by Elizabeth Bloom, DHI, DI Hom, founder of Elizabeth Essentials
Aromatherapy is gaining popularity and acceptance as a natural alternative therapy for our animal friends.
We all want the best for our furry friends, however, seeking out advice via the Internet, blogs and social media may not always contain safe use that applies to animals. It is important to seek out professionally trained aromatherapists and to communicate with your veterinarian, especially if your pet has any serious health issues, prior to undertaking any essential oil treatments.
Essential oils for dogs, horses and some other farm animals can be used topically for spot application, massage therapy and for skin and hoof/paw care. Atomizer-diffuser units and spray mist bottles are used for inhalation therapy and clearing and infusing the environment.
Essentials oil use for cats is limited due to their sensitive metabolic system and their internal organs: the liver and kidneys do not breakdown certain substances due to lack of enzymes.
Essential oils for use with animals may include the following safe methods of application:
- Diffusion (avoid use near fish tanks or any bird’s cage/area)
- Topical (spot application, massage therapy, bathing)
Safety Precautions and Contraindications:
- Keep all essential oils and aromatherapy products out of reach of children and pets.
- Do not give essential oils internally to your pets/animal clients.
Animals will often lick the area where essential oil blends or botanicals have been applied. This normally does not cause a problem – but watch to make sure that the animal does not have an allergic reaction or negative response. If they do, wipe the area with a cool wet cloth and diluted mild soap, rinse and repeat. If necessary seek immediate veterinarian assistance.
Other and more serious clinical signs to watch for with your pet that can result from ingestion of essential oils are: vomiting, diarrhea, depression, lethargy, weakness, excessive drooling/salivation, mouth sores, seizures, tremors, increase in liver enzymes and temporary paralysis.1

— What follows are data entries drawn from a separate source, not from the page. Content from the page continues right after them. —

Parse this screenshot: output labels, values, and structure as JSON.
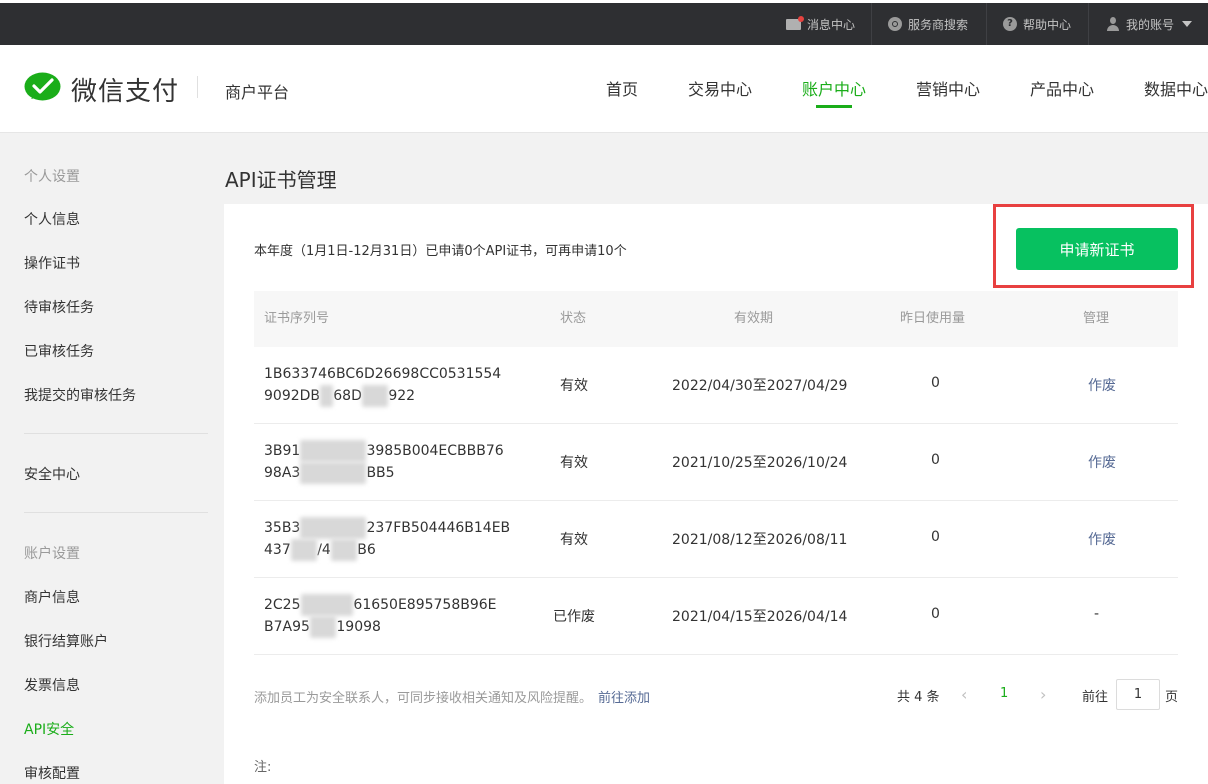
{
  "topbar": {
    "messages": "消息中心",
    "search": "服务商搜索",
    "help": "帮助中心",
    "account": "我的账号"
  },
  "header": {
    "brand": "微信支付",
    "platform": "商户平台",
    "nav": [
      "首页",
      "交易中心",
      "账户中心",
      "营销中心",
      "产品中心",
      "数据中心"
    ],
    "active_nav": "账户中心"
  },
  "sidebar": {
    "group1": "个人设置",
    "items1": [
      "个人信息",
      "操作证书",
      "待审核任务",
      "已审核任务",
      "我提交的审核任务"
    ],
    "security": "安全中心",
    "group2": "账户设置",
    "items2": [
      "商户信息",
      "银行结算账户",
      "发票信息",
      "API安全",
      "审核配置"
    ],
    "active": "API安全"
  },
  "main": {
    "title": "API证书管理",
    "quota_text": "本年度（1月1日-12月31日）已申请0个API证书，可再申请10个",
    "apply_button": "申请新证书",
    "columns": [
      "证书序列号",
      "状态",
      "有效期",
      "昨日使用量",
      "管理"
    ],
    "rows": [
      {
        "serial_a1": "1B633746BC6D26698CC0531554",
        "serial_b1": "9092DB",
        "serial_b2": "68D",
        "serial_b3": "922",
        "status": "有效",
        "period": "2022/04/30至2027/04/29",
        "usage": "0",
        "action": "作废"
      },
      {
        "serial_a1": "3B91",
        "serial_a2": "3985B004ECBBB76",
        "serial_b1": "98A3",
        "serial_b2": "BB5",
        "status": "有效",
        "period": "2021/10/25至2026/10/24",
        "usage": "0",
        "action": "作废"
      },
      {
        "serial_a1": "35B3",
        "serial_a2": "237FB504446B14EB",
        "serial_b1": "437",
        "serial_b2": "/4",
        "serial_b3": "B6",
        "status": "有效",
        "period": "2021/08/12至2026/08/11",
        "usage": "0",
        "action": "作废"
      },
      {
        "serial_a1": "2C25",
        "serial_a2": "61650E895758B96E",
        "serial_b1": "B7A95",
        "serial_b2": "19098",
        "status": "已作废",
        "period": "2021/04/15至2026/04/14",
        "usage": "0",
        "action": "-"
      }
    ],
    "footer_hint": "添加员工为安全联系人，可同步接收相关通知及风险提醒。",
    "footer_link": "前往添加",
    "note": "注:"
  },
  "pagination": {
    "total": "共 4 条",
    "prev": "‹",
    "current": "1",
    "next": "›",
    "goto": "前往",
    "page_value": "1",
    "page_suffix": "页"
  },
  "colors": {
    "brand_green": "#1aad19",
    "button_green": "#07c160",
    "highlight_red": "#e84040",
    "link_blue": "#576b95"
  },
  "icons": [
    "mail-icon",
    "search-icon",
    "help-icon",
    "user-icon",
    "chevron-down-icon",
    "wechat-pay-logo"
  ]
}
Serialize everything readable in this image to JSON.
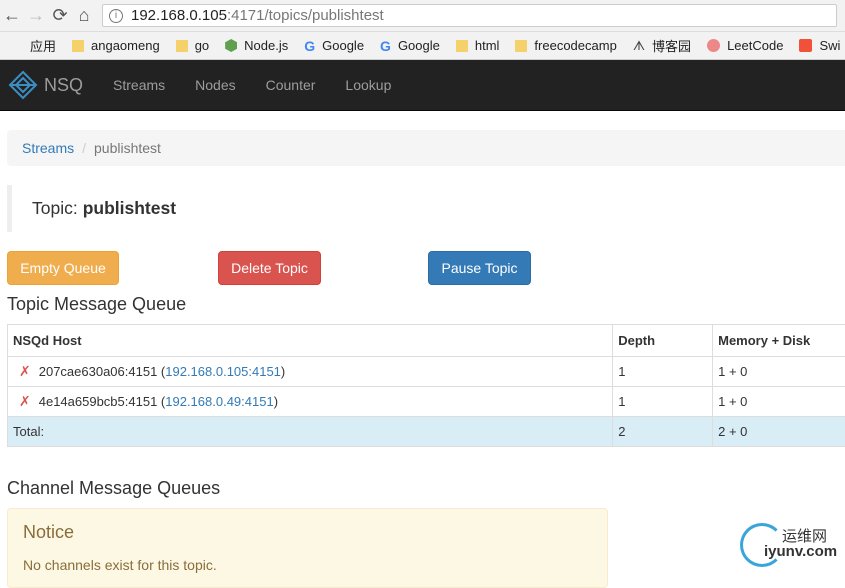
{
  "browser": {
    "back_icon": "←",
    "forward_icon": "→",
    "reload_icon": "⟳",
    "home_icon": "⌂",
    "url_host": "192.168.0.105",
    "url_rest": ":4171/topics/publishtest"
  },
  "bookmarks": [
    {
      "label": "应用",
      "icon": "apps-icon"
    },
    {
      "label": "angaomeng",
      "icon": "folder-icon"
    },
    {
      "label": "go",
      "icon": "folder-icon"
    },
    {
      "label": "Node.js",
      "icon": "nodejs-icon"
    },
    {
      "label": "Google",
      "icon": "google-icon"
    },
    {
      "label": "Google",
      "icon": "google-icon"
    },
    {
      "label": "html",
      "icon": "folder-icon"
    },
    {
      "label": "freecodecamp",
      "icon": "folder-icon"
    },
    {
      "label": "博客园",
      "icon": "cnblogs-icon"
    },
    {
      "label": "LeetCode",
      "icon": "leetcode-icon"
    },
    {
      "label": "Swi",
      "icon": "swift-icon"
    }
  ],
  "navbar": {
    "brand": "NSQ",
    "links": [
      "Streams",
      "Nodes",
      "Counter",
      "Lookup"
    ]
  },
  "breadcrumb": {
    "link": "Streams",
    "separator": "/",
    "active": "publishtest"
  },
  "topic": {
    "label": "Topic:",
    "name": "publishtest"
  },
  "buttons": {
    "empty": "Empty Queue",
    "delete": "Delete Topic",
    "pause": "Pause Topic"
  },
  "queue": {
    "title": "Topic Message Queue",
    "headers": [
      "NSQd Host",
      "Depth",
      "Memory + Disk"
    ],
    "rows": [
      {
        "status": "✗",
        "host": "207cae630a06:4151",
        "addr": "192.168.0.105:4151",
        "depth": "1",
        "mem": "1 + 0"
      },
      {
        "status": "✗",
        "host": "4e14a659bcb5:4151",
        "addr": "192.168.0.49:4151",
        "depth": "1",
        "mem": "1 + 0"
      }
    ],
    "total": {
      "label": "Total:",
      "depth": "2",
      "mem": "2 + 0"
    }
  },
  "channels": {
    "title": "Channel Message Queues",
    "notice_title": "Notice",
    "notice_msg": "No channels exist for this topic."
  },
  "watermark": {
    "cn": "运维网",
    "en": "iyunv.com"
  }
}
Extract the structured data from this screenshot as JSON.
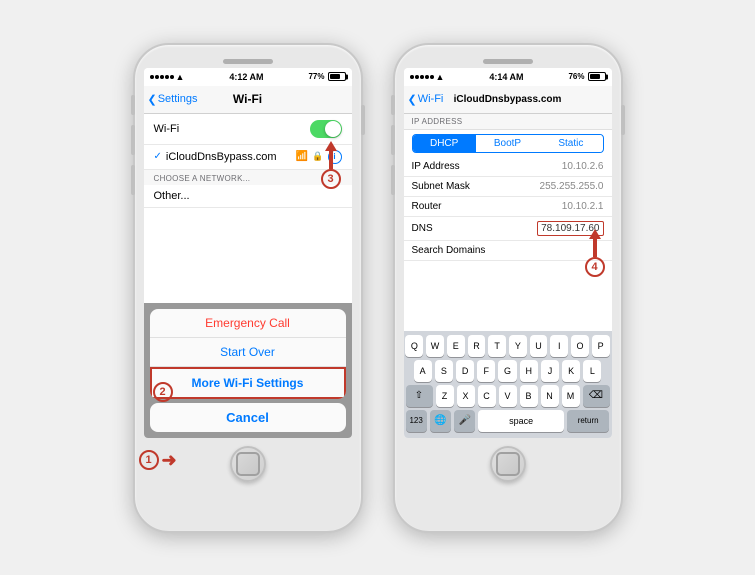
{
  "phone1": {
    "status": {
      "time": "4:12 AM",
      "signal": "●●●●●",
      "wifi": "▲",
      "battery": "77%"
    },
    "nav": {
      "back": "Settings",
      "title": "Wi-Fi"
    },
    "wifi_toggle_label": "Wi-Fi",
    "section_header": "CHOOSE A NETWORK...",
    "connected_network": "iCloudDnsBypass.com",
    "other_label": "Other...",
    "action_sheet": {
      "emergency_call": "Emergency Call",
      "start_over": "Start Over",
      "more_wifi": "More Wi-Fi Settings",
      "cancel": "Cancel"
    },
    "annotations": {
      "one": "1",
      "two": "2",
      "three": "3"
    }
  },
  "phone2": {
    "status": {
      "time": "4:14 AM",
      "battery": "76%"
    },
    "nav": {
      "back": "Wi-Fi",
      "title": "iCloudDnsbypass.com"
    },
    "ip_section": "IP ADDRESS",
    "segments": [
      "DHCP",
      "BootP",
      "Static"
    ],
    "rows": [
      {
        "label": "IP Address",
        "value": "10.10.2.6"
      },
      {
        "label": "Subnet Mask",
        "value": "255.255.255.0"
      },
      {
        "label": "Router",
        "value": "10.10.2.1"
      },
      {
        "label": "DNS",
        "value": "78.109.17.60",
        "highlighted": true
      },
      {
        "label": "Search Domains",
        "value": ""
      }
    ],
    "keyboard": {
      "row1": [
        "Q",
        "W",
        "E",
        "R",
        "T",
        "Y",
        "U",
        "I",
        "O",
        "P"
      ],
      "row2": [
        "A",
        "S",
        "D",
        "F",
        "G",
        "H",
        "J",
        "K",
        "L"
      ],
      "row3": [
        "Z",
        "X",
        "C",
        "V",
        "B",
        "N",
        "M"
      ],
      "bottom": [
        "123",
        "space",
        "return"
      ]
    },
    "annotations": {
      "four": "4"
    }
  }
}
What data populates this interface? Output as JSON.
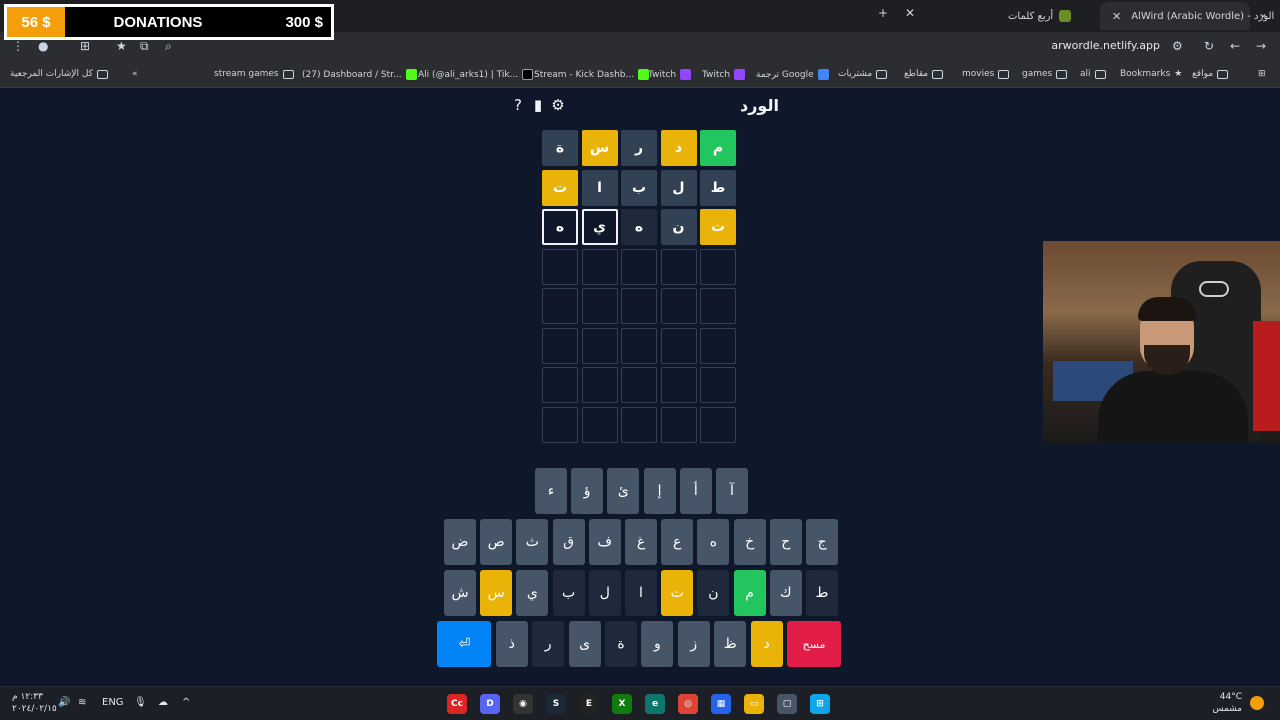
{
  "donations": {
    "current": "56 $",
    "label": "DONATIONS",
    "goal": "300 $"
  },
  "browser": {
    "tabs": [
      {
        "title": "AlWird (Arabic Wordle) - الورد",
        "active": true
      },
      {
        "title": "أربع كلمات",
        "active": false
      }
    ],
    "url": "arwordle.netlify.app",
    "bookmarks": [
      {
        "label": "مواقع",
        "kind": "folder"
      },
      {
        "label": "Bookmarks",
        "kind": "star"
      },
      {
        "label": "ali",
        "kind": "folder"
      },
      {
        "label": "games",
        "kind": "folder"
      },
      {
        "label": "movies",
        "kind": "folder"
      },
      {
        "label": "مقاطع",
        "kind": "folder"
      },
      {
        "label": "مشتريات",
        "kind": "folder"
      },
      {
        "label": "ترجمة Google",
        "kind": "site"
      },
      {
        "label": "Twitch",
        "kind": "site"
      },
      {
        "label": "Twitch",
        "kind": "site"
      },
      {
        "label": "Stream - Kick Dashb...",
        "kind": "site"
      },
      {
        "label": "Ali (@ali_arks1) | Tik...",
        "kind": "site"
      },
      {
        "label": "(27) Dashboard / Str...",
        "kind": "site"
      },
      {
        "label": "stream games",
        "kind": "folder"
      },
      {
        "label": "كل الإشارات المرجعية",
        "kind": "folder"
      }
    ]
  },
  "game": {
    "title": "الورد",
    "board": [
      [
        {
          "l": "م",
          "s": "correct"
        },
        {
          "l": "د",
          "s": "present"
        },
        {
          "l": "ر",
          "s": "absent"
        },
        {
          "l": "س",
          "s": "present"
        },
        {
          "l": "ة",
          "s": "absent"
        }
      ],
      [
        {
          "l": "ط",
          "s": "absent"
        },
        {
          "l": "ل",
          "s": "absent"
        },
        {
          "l": "ب",
          "s": "absent"
        },
        {
          "l": "ا",
          "s": "absent"
        },
        {
          "l": "ت",
          "s": "present"
        }
      ],
      [
        {
          "l": "ت",
          "s": "present"
        },
        {
          "l": "ن",
          "s": "absent"
        },
        {
          "l": "ه",
          "s": "typing-faint"
        },
        {
          "l": "ي",
          "s": "typing"
        },
        {
          "l": "ه",
          "s": "typing"
        }
      ],
      [
        {
          "l": "",
          "s": "empty"
        },
        {
          "l": "",
          "s": "empty"
        },
        {
          "l": "",
          "s": "empty"
        },
        {
          "l": "",
          "s": "empty"
        },
        {
          "l": "",
          "s": "empty"
        }
      ],
      [
        {
          "l": "",
          "s": "empty"
        },
        {
          "l": "",
          "s": "empty"
        },
        {
          "l": "",
          "s": "empty"
        },
        {
          "l": "",
          "s": "empty"
        },
        {
          "l": "",
          "s": "empty"
        }
      ],
      [
        {
          "l": "",
          "s": "empty"
        },
        {
          "l": "",
          "s": "empty"
        },
        {
          "l": "",
          "s": "empty"
        },
        {
          "l": "",
          "s": "empty"
        },
        {
          "l": "",
          "s": "empty"
        }
      ],
      [
        {
          "l": "",
          "s": "empty"
        },
        {
          "l": "",
          "s": "empty"
        },
        {
          "l": "",
          "s": "empty"
        },
        {
          "l": "",
          "s": "empty"
        },
        {
          "l": "",
          "s": "empty"
        }
      ],
      [
        {
          "l": "",
          "s": "empty"
        },
        {
          "l": "",
          "s": "empty"
        },
        {
          "l": "",
          "s": "empty"
        },
        {
          "l": "",
          "s": "empty"
        },
        {
          "l": "",
          "s": "empty"
        }
      ]
    ],
    "keyboard": [
      [
        {
          "k": "آ",
          "s": "unused"
        },
        {
          "k": "أ",
          "s": "unused"
        },
        {
          "k": "إ",
          "s": "unused"
        },
        {
          "k": "ئ",
          "s": "unused"
        },
        {
          "k": "ؤ",
          "s": "unused"
        },
        {
          "k": "ء",
          "s": "unused"
        }
      ],
      [
        {
          "k": "ج",
          "s": "unused"
        },
        {
          "k": "ح",
          "s": "unused"
        },
        {
          "k": "خ",
          "s": "unused"
        },
        {
          "k": "ه",
          "s": "unused"
        },
        {
          "k": "ع",
          "s": "unused"
        },
        {
          "k": "غ",
          "s": "unused"
        },
        {
          "k": "ف",
          "s": "unused"
        },
        {
          "k": "ق",
          "s": "unused"
        },
        {
          "k": "ث",
          "s": "unused"
        },
        {
          "k": "ص",
          "s": "unused"
        },
        {
          "k": "ض",
          "s": "unused"
        }
      ],
      [
        {
          "k": "ط",
          "s": "absent"
        },
        {
          "k": "ك",
          "s": "unused"
        },
        {
          "k": "م",
          "s": "correct"
        },
        {
          "k": "ن",
          "s": "absent"
        },
        {
          "k": "ت",
          "s": "present"
        },
        {
          "k": "ا",
          "s": "absent"
        },
        {
          "k": "ل",
          "s": "absent"
        },
        {
          "k": "ب",
          "s": "absent"
        },
        {
          "k": "ي",
          "s": "unused"
        },
        {
          "k": "س",
          "s": "present"
        },
        {
          "k": "ش",
          "s": "unused"
        }
      ],
      [
        {
          "k": "مسح",
          "s": "delete"
        },
        {
          "k": "د",
          "s": "present"
        },
        {
          "k": "ظ",
          "s": "unused"
        },
        {
          "k": "ز",
          "s": "unused"
        },
        {
          "k": "و",
          "s": "unused"
        },
        {
          "k": "ة",
          "s": "absent"
        },
        {
          "k": "ى",
          "s": "unused"
        },
        {
          "k": "ر",
          "s": "absent"
        },
        {
          "k": "ذ",
          "s": "unused"
        },
        {
          "k": "⏎",
          "s": "enter"
        }
      ]
    ]
  },
  "taskbar": {
    "time": "١٢:٣٣ م",
    "date": "٢٠٢٤/٠٢/١٥",
    "lang": "ENG",
    "weather_temp": "44°C",
    "weather_desc": "مشمس"
  },
  "colors": {
    "correct": "#22c55e",
    "present": "#eab308",
    "absent": "#1e293b",
    "unused": "#475569",
    "enter": "#0284f7",
    "delete": "#e11d48"
  }
}
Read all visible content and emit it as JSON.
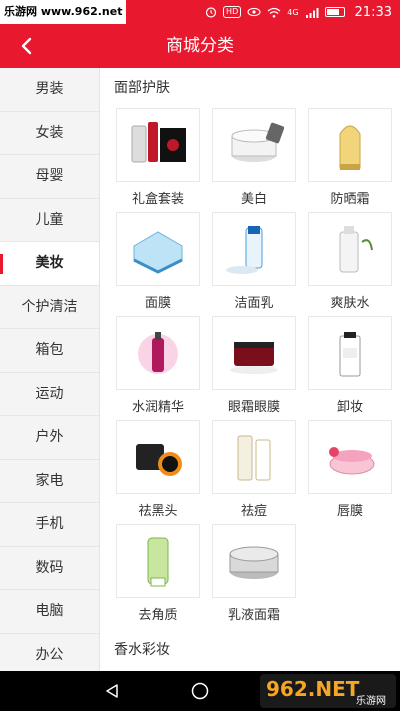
{
  "status_bar": {
    "watermark": "乐游网 www.962.net",
    "time": "21:33",
    "hd": "HD",
    "network": "4G"
  },
  "header": {
    "title": "商城分类",
    "back": "back-arrow"
  },
  "sidebar": {
    "items": [
      {
        "label": "男装",
        "active": false
      },
      {
        "label": "女装",
        "active": false
      },
      {
        "label": "母婴",
        "active": false
      },
      {
        "label": "儿童",
        "active": false
      },
      {
        "label": "美妆",
        "active": true
      },
      {
        "label": "个护清洁",
        "active": false
      },
      {
        "label": "箱包",
        "active": false
      },
      {
        "label": "运动",
        "active": false
      },
      {
        "label": "户外",
        "active": false
      },
      {
        "label": "家电",
        "active": false
      },
      {
        "label": "手机",
        "active": false
      },
      {
        "label": "数码",
        "active": false
      },
      {
        "label": "电脑",
        "active": false
      },
      {
        "label": "办公",
        "active": false
      }
    ]
  },
  "main": {
    "section1_title": "面部护肤",
    "products": [
      {
        "label": "礼盒套装",
        "icon": "gift-set-icon"
      },
      {
        "label": "美白",
        "icon": "whitening-cream-icon"
      },
      {
        "label": "防晒霜",
        "icon": "sunscreen-icon"
      },
      {
        "label": "面膜",
        "icon": "face-mask-icon"
      },
      {
        "label": "洁面乳",
        "icon": "cleanser-icon"
      },
      {
        "label": "爽肤水",
        "icon": "toner-icon"
      },
      {
        "label": "水润精华",
        "icon": "essence-icon"
      },
      {
        "label": "眼霜眼膜",
        "icon": "eye-cream-icon"
      },
      {
        "label": "卸妆",
        "icon": "makeup-remover-icon"
      },
      {
        "label": "祛黑头",
        "icon": "blackhead-remover-icon"
      },
      {
        "label": "祛痘",
        "icon": "acne-treatment-icon"
      },
      {
        "label": "唇膜",
        "icon": "lip-mask-icon"
      },
      {
        "label": "去角质",
        "icon": "exfoliator-icon"
      },
      {
        "label": "乳液面霜",
        "icon": "lotion-cream-icon"
      }
    ],
    "section2_title": "香水彩妆"
  },
  "nav_bar": {
    "back": "triangle-back",
    "home": "circle-home",
    "logo": "962.NET",
    "logo_sub": "乐游网"
  },
  "colors": {
    "brand_red": "#e8192f",
    "sidebar_bg": "#f4f4f4",
    "nav_black": "#000000"
  }
}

Do not get essential oils near or in the eyes. If essential oils accidentally get into the eyes or sensitive areas, flush the area with water or sterile saline solution until the area is clear. If water is not helping, try a bit of milk which will help to absorb the essential oil residue.
Never apply essential oils directly to an animal’s muzzle area, inside nostrils, ears or mouth, and genital areas.
Do not force essential oils onto animals by way of a head or muzzle mask breather-type device/gear.
If irritation occurs (this can happen via topical, diffusion and inhalation), discontinue use of essential oils and re-evaluate. If your animal has a coughing or breathing issue due to the aromas, remove the animal from the area and, if symptoms persist or get worse, contact your veterinarian.
Do not apply essential oils neat (undiluted) to animals. Essential oils should always be diluted when applied topically to animals. Overuse of essential oils and neat applications can cause sensitization issues.
There are certain essential oils that should not be used with animals: one in particular is tea tree (Melaleuca alternifolia), which for some pets can cause poisoning and other serious health concerns.2, 3
Do not apply a controversial and unsafe technique called Raindrop Therapy (RDT) to your animals. This and other ‘neat and excessive drops of essential oil’ type of applications can cause sensitization, severe allergic reactions, skin sensitivity, respiratory difficulties, dermal burns, toxic overload and other serious health concerns.
Remember: less is best with essential oil use. Do not be tempted to think that if it’s good, then more is better. This is especially true with sensitive animals: they are entrusting us to use essential oils safely and wisely. Always use the rule “When in doubt…don’t.”
When using essential oils within a barn or kennel type facility, it is best to store aromatherapy products in aroma-safe containers and in a locked cabinet. Keep away from animals and children.
Be mindful of your fellow barn/stable/kennel mates and their animal friends. Remember that not everyone can tolerate the same aromas that you and your animals enjoy. Smell is unique to each individual and lavender is not loved by all!
Elizabeth Bloom, DHI, DI Hom, is founder of Elizabeth Essentials. Her essential oil blends for pets including Flea Be Gone and Derma Relief can be found at Marlene’s Market & Deli. She can be reached at elizabethessentials.com or by calling 888.575.0272.
1. ASPCA Animal Poison Control http://www.aspca.org/pet-care/poison-control/
2. Pet Poison Helpline: http://www.petpoisonhelpline.com/poison/tea-tree-oil/
3. National Capital Poison Center: http://www.poison.org/poisonpost/winter2010/teatreeoil.htm
Resources: Animal Poison Control Center: 1-888-426-4435
Tea Tree Essential Oil-Toxic to Cats Article: http://www.messybeast.com/teatree.htm
The Lavender Cat: www.thelavendercat.com
NAHA (National Association for Holistic Aromatherapy): www.naha.org
The Holistic Animal Association: www.holisticanimalassociation.com
Content provided from the: Animal Aromatherapy Practitioner Certification Course(sm): www.ashitherapy.com